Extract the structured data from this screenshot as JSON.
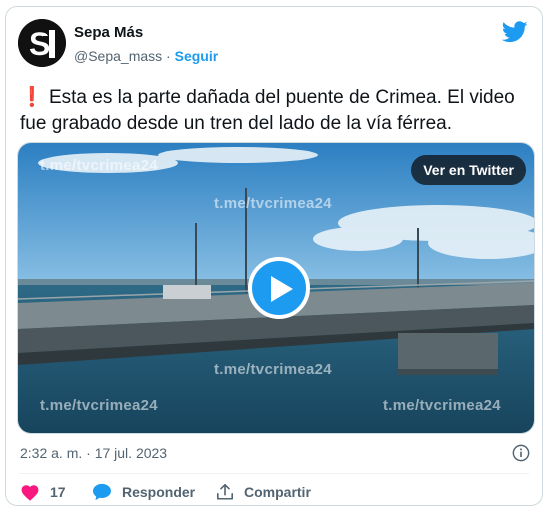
{
  "author": {
    "name": "Sepa Más",
    "handle": "@Sepa_mass",
    "separator": "·",
    "follow_label": "Seguir",
    "avatar_text": "S"
  },
  "tweet": {
    "emoji": "❗",
    "text": "Esta es la parte dañada del puente de Crimea. El video fue grabado desde un tren del lado de la vía férrea."
  },
  "media": {
    "watermark": "t.me/tvcrimea24",
    "view_button": "Ver en Twitter",
    "play_icon": "play-icon"
  },
  "meta": {
    "timestamp": "2:32 a. m. · 17 jul. 2023",
    "info_icon": "info-icon"
  },
  "actions": {
    "likes": "17",
    "reply_label": "Responder",
    "share_label": "Compartir"
  },
  "colors": {
    "accent": "#1d9bf0",
    "like": "#f91880",
    "text_secondary": "#536471"
  }
}
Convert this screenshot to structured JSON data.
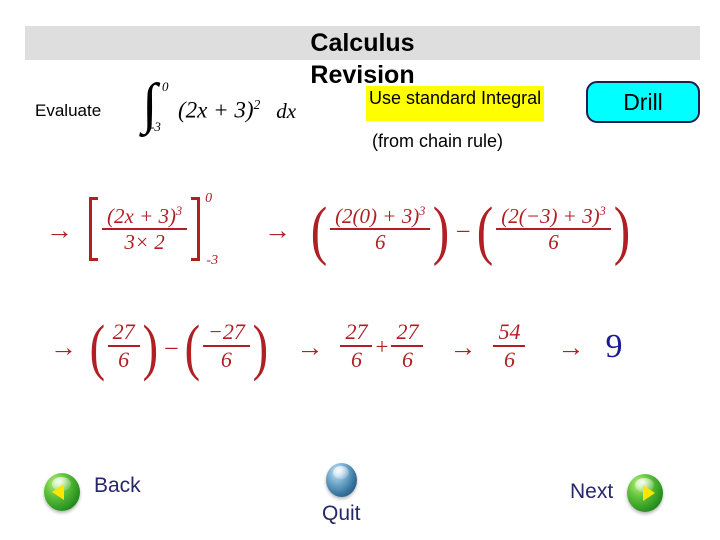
{
  "header": {
    "title_line1": "Calculus",
    "title_line2": "Revision"
  },
  "problem": {
    "evaluate_label": "Evaluate",
    "integral": {
      "upper_limit": "0",
      "lower_limit": "-3",
      "integrand_base": "(2x + 3)",
      "integrand_power": "2",
      "differential": "dx"
    }
  },
  "hints": {
    "highlight_text": "Use standard Integral",
    "sub_text": "(from chain rule)",
    "highlight_color": "#ffff00"
  },
  "drill": {
    "label": "Drill",
    "fill_color": "#00ffff",
    "border_color": "#1f1f4f"
  },
  "working": {
    "arrow": "→",
    "minus": "–",
    "plus": "+",
    "paren_open": "(",
    "paren_close": ")",
    "row2": {
      "bracket_numerator_base": "(2x + 3)",
      "bracket_numerator_power": "3",
      "bracket_denominator": "3× 2",
      "bracket_upper_limit": "0",
      "bracket_lower_limit": "-3",
      "term1_numerator_base": "(2(0) + 3)",
      "term1_numerator_power": "3",
      "term1_denominator": "6",
      "term2_numerator_base": "(2(−3) + 3)",
      "term2_numerator_power": "3",
      "term2_denominator": "6"
    },
    "row3": {
      "t1_num": "27",
      "t1_den": "6",
      "t2_num": "−27",
      "t2_den": "6",
      "t3_num": "27",
      "t3_den": "6",
      "t4_num": "27",
      "t4_den": "6",
      "t5_num": "54",
      "t5_den": "6",
      "answer": "9"
    },
    "text_color": "#b01f24",
    "answer_color": "#1b1b96"
  },
  "nav": {
    "back_label": "Back",
    "quit_label": "Quit",
    "next_label": "Next"
  }
}
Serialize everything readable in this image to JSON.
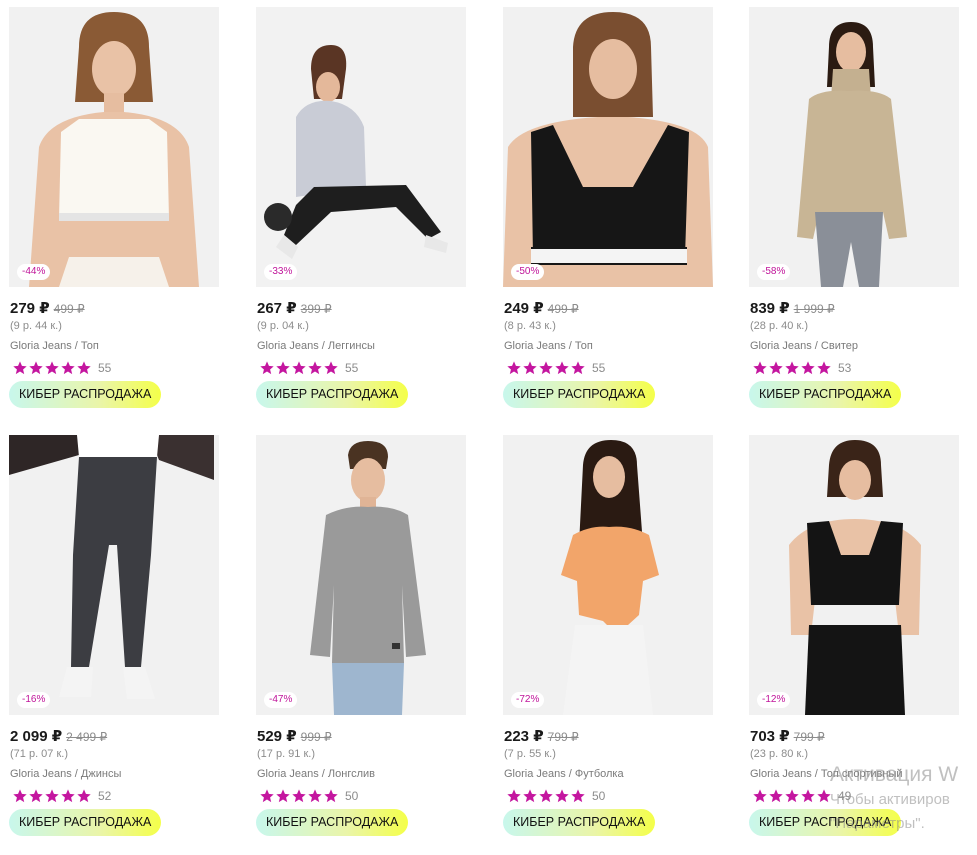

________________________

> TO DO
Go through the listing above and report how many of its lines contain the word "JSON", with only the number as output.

> RESULT BELOW
3